TRY IT: Each record that follows is to be duplicated exactly, though its pictures are not.

RECORDED DATA:
'''

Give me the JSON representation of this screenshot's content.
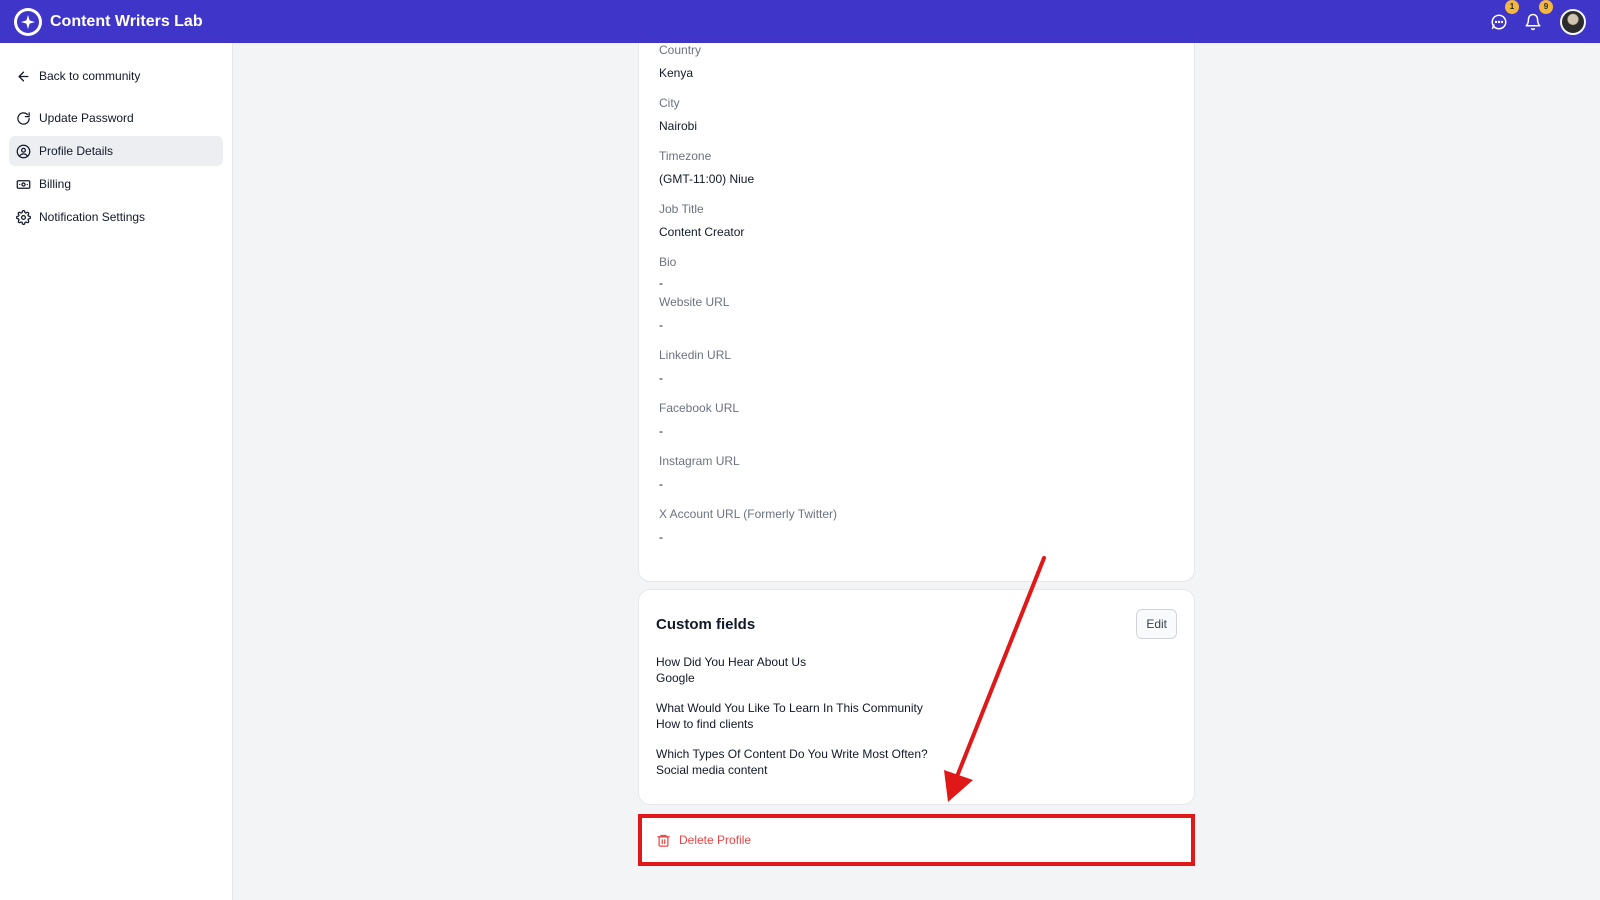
{
  "app": {
    "name": "Content Writers Lab"
  },
  "topbar": {
    "messages_badge": "1",
    "notifications_badge": "9"
  },
  "sidebar": {
    "back_label": "Back to community",
    "items": [
      {
        "label": "Update Password",
        "icon": "refresh-icon"
      },
      {
        "label": "Profile Details",
        "icon": "user-circle-icon",
        "active": true
      },
      {
        "label": "Billing",
        "icon": "money-icon"
      },
      {
        "label": "Notification Settings",
        "icon": "gear-icon"
      }
    ]
  },
  "profile": {
    "fields": [
      {
        "label": "Country",
        "value": "Kenya"
      },
      {
        "label": "City",
        "value": "Nairobi"
      },
      {
        "label": "Timezone",
        "value": "(GMT-11:00) Niue"
      },
      {
        "label": "Job Title",
        "value": "Content Creator"
      },
      {
        "label": "Bio",
        "value": "-"
      },
      {
        "label": "Website URL",
        "value": "-"
      },
      {
        "label": "Linkedin URL",
        "value": "-"
      },
      {
        "label": "Facebook URL",
        "value": "-"
      },
      {
        "label": "Instagram URL",
        "value": "-"
      },
      {
        "label": "X Account URL (Formerly Twitter)",
        "value": "-"
      }
    ]
  },
  "custom_fields": {
    "title": "Custom fields",
    "edit_label": "Edit",
    "items": [
      {
        "question": "How Did You Hear About Us",
        "answer": "Google"
      },
      {
        "question": "What Would You Like To Learn In This Community",
        "answer": "How to find clients"
      },
      {
        "question": "Which Types Of Content Do You Write Most Often?",
        "answer": "Social media content"
      }
    ]
  },
  "delete": {
    "label": "Delete Profile"
  },
  "colors": {
    "brand": "#3f35c8",
    "badge": "#f4b73d",
    "danger": "#ef4444",
    "annotation": "#e01818"
  }
}
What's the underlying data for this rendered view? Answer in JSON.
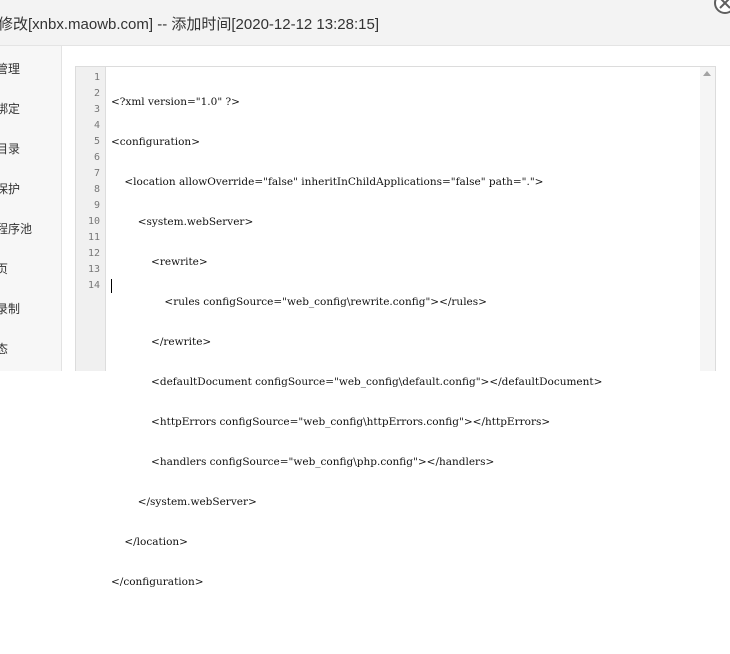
{
  "dialog": {
    "title": "修改[xnbx.maowb.com] -- 添加时间[2020-12-12 13:28:15]"
  },
  "sidebar": {
    "items": [
      {
        "label": "管理"
      },
      {
        "label": "绑定"
      },
      {
        "label": "目录"
      },
      {
        "label": "保护"
      },
      {
        "label": "程序池"
      },
      {
        "label": "页"
      },
      {
        "label": "录制"
      },
      {
        "label": "态"
      }
    ]
  },
  "editor": {
    "line_numbers": [
      "1",
      "2",
      "3",
      "4",
      "5",
      "6",
      "7",
      "8",
      "9",
      "10",
      "11",
      "12",
      "13",
      "14"
    ],
    "lines": [
      "<?xml version=\"1.0\" ?>",
      "<configuration>",
      "    <location allowOverride=\"false\" inheritInChildApplications=\"false\" path=\".\">",
      "        <system.webServer>",
      "            <rewrite>",
      "                <rules configSource=\"web_config\\rewrite.config\"></rules>",
      "            </rewrite>",
      "            <defaultDocument configSource=\"web_config\\default.config\"></defaultDocument>",
      "            <httpErrors configSource=\"web_config\\httpErrors.config\"></httpErrors>",
      "            <handlers configSource=\"web_config\\php.config\"></handlers>",
      "        </system.webServer>",
      "    </location>",
      "</configuration>",
      ""
    ]
  }
}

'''

PROBLEM SOLUTION:
Give me the JSON representation of this screenshot's content.
{
  "app": {
    "name": "Content Writers Lab"
  },
  "topbar": {
    "messages_badge": "1",
    "notifications_badge": "9"
  },
  "sidebar": {
    "back_label": "Back to community",
    "items": [
      {
        "label": "Update Password",
        "icon": "refresh-icon"
      },
      {
        "label": "Profile Details",
        "icon": "user-circle-icon",
        "active": true
      },
      {
        "label": "Billing",
        "icon": "money-icon"
      },
      {
        "label": "Notification Settings",
        "icon": "gear-icon"
      }
    ]
  },
  "profile": {
    "fields": [
      {
        "label": "Country",
        "value": "Kenya"
      },
      {
        "label": "City",
        "value": "Nairobi"
      },
      {
        "label": "Timezone",
        "value": "(GMT-11:00) Niue"
      },
      {
        "label": "Job Title",
        "value": "Content Creator"
      },
      {
        "label": "Bio",
        "value": "-"
      },
      {
        "label": "Website URL",
        "value": "-"
      },
      {
        "label": "Linkedin URL",
        "value": "-"
      },
      {
        "label": "Facebook URL",
        "value": "-"
      },
      {
        "label": "Instagram URL",
        "value": "-"
      },
      {
        "label": "X Account URL (Formerly Twitter)",
        "value": "-"
      }
    ]
  },
  "custom_fields": {
    "title": "Custom fields",
    "edit_label": "Edit",
    "items": [
      {
        "question": "How Did You Hear About Us",
        "answer": "Google"
      },
      {
        "question": "What Would You Like To Learn In This Community",
        "answer": "How to find clients"
      },
      {
        "question": "Which Types Of Content Do You Write Most Often?",
        "answer": "Social media content"
      }
    ]
  },
  "delete": {
    "label": "Delete Profile"
  },
  "colors": {
    "brand": "#3f35c8",
    "badge": "#f4b73d",
    "danger": "#ef4444",
    "annotation": "#e01818"
  }
}
What's the underlying data for this rendered view? Answer in JSON.
{
  "dialog": {
    "title": "修改[xnbx.maowb.com] -- 添加时间[2020-12-12 13:28:15]"
  },
  "sidebar": {
    "items": [
      {
        "label": "管理"
      },
      {
        "label": "绑定"
      },
      {
        "label": "目录"
      },
      {
        "label": "保护"
      },
      {
        "label": "程序池"
      },
      {
        "label": "页"
      },
      {
        "label": "录制"
      },
      {
        "label": "态"
      }
    ]
  },
  "editor": {
    "line_numbers": [
      "1",
      "2",
      "3",
      "4",
      "5",
      "6",
      "7",
      "8",
      "9",
      "10",
      "11",
      "12",
      "13",
      "14"
    ],
    "lines": [
      "<?xml version=\"1.0\" ?>",
      "<configuration>",
      "    <location allowOverride=\"false\" inheritInChildApplications=\"false\" path=\".\">",
      "        <system.webServer>",
      "            <rewrite>",
      "                <rules configSource=\"web_config\\rewrite.config\"></rules>",
      "            </rewrite>",
      "            <defaultDocument configSource=\"web_config\\default.config\"></defaultDocument>",
      "            <httpErrors configSource=\"web_config\\httpErrors.config\"></httpErrors>",
      "            <handlers configSource=\"web_config\\php.config\"></handlers>",
      "        </system.webServer>",
      "    </location>",
      "</configuration>",
      ""
    ]
  }
}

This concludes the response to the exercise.